The exhibition acknowledges that the Bank of England was founded and came to prominence at a time when London was becoming the centre of a global empire, and Britain was at the forefront of the transatlantic slave trade. For over 300 years, the slave trade tore more than 12 million African people from their homes and families in Africa. Several of the Bank’s founding figures were involved in the trading of enslaved Africans to the Caribbean and America – some directly, and many with commercial interests in slavery, banking and finance businesses.
The exhibition reflects on how the wealth created through transatlantic slavery shaped the development of Britain and tells the bank’s own story of some of the different ways it had a connection with the trade. It’s a complex tale and the institution has attempted to present a clear picture of the extent of these historical connections.
The work behind the exhibition gained momentum in early 2020 when a small number of colleagues in the Bank of England Ethnic Minority Network began an internal project to highlight the Bank’s links to transatlantic slavery. The Black Lives Matter protests of 2020 then showed unmistakably the public desire for institutions to be open about their history and connections with slavery and colonialism. As public attention turned to the question of who we commemorate in our public spaces, the bank began to look more closely at the figures on their own walls.
The resulting exhibition examines the different ways that individuals were involved, from owning plantations to trading in products produced by enslaved people. It also looks at the Bank’s place in the wider financial system at a time where enslavement was considered a legitimate trade, to the extent that people were treated as a form of property that could be used as collateral for a loan. Through research, documents were uncovered relating to the Bank’s ownership of two plantations in Grenada in the late 1700s. The Bank came into possession of the plantations, and the enslaved Africans who worked there, after they were put up as security for a loan that defaulted.
Visit the exhibition for the full story, view some of the objects and stories from the exhibition on Google Arts & Culture or join the team for their free curator-led tour of the ‘Slavery & the Bank’. exhibition.
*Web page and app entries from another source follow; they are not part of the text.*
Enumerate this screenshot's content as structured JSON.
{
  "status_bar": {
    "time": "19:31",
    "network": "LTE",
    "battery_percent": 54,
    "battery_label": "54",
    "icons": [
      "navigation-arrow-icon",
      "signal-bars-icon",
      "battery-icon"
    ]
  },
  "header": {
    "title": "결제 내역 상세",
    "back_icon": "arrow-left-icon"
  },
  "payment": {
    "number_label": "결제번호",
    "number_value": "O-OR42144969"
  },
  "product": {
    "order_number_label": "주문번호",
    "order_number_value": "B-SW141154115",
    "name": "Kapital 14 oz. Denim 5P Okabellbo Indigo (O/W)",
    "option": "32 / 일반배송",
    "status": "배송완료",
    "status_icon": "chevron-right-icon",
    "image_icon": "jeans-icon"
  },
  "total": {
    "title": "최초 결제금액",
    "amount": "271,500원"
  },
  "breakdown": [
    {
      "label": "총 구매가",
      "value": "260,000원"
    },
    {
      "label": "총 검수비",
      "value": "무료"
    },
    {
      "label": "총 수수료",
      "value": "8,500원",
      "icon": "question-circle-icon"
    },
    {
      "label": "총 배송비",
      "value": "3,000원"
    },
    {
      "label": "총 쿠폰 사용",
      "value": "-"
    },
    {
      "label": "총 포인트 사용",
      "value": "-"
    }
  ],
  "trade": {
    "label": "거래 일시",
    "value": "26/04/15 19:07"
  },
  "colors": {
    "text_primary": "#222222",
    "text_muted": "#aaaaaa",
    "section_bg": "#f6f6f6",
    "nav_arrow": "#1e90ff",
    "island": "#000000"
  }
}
Tours take place at 12pm lasting approximately 20 minutes, and no booking is necessary. Arrive 10 minutes early to avoid queues as you enter the museum.
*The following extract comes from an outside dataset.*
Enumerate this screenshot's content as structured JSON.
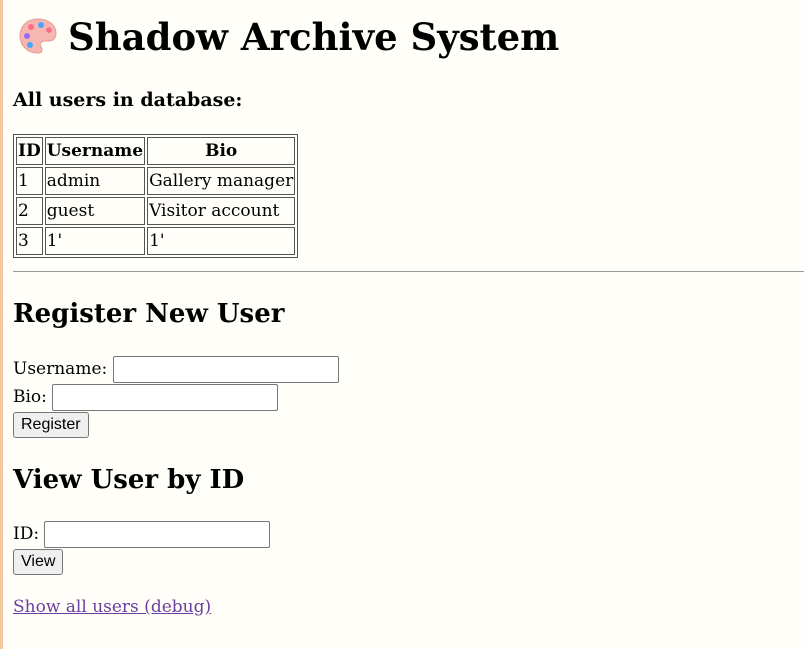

The exhibition is open now until 28th April 2023 from Monday to Friday 10am to 5pm, with late openings until 8pm every third Thursday of the month. Entry is free, and no need to book ahead!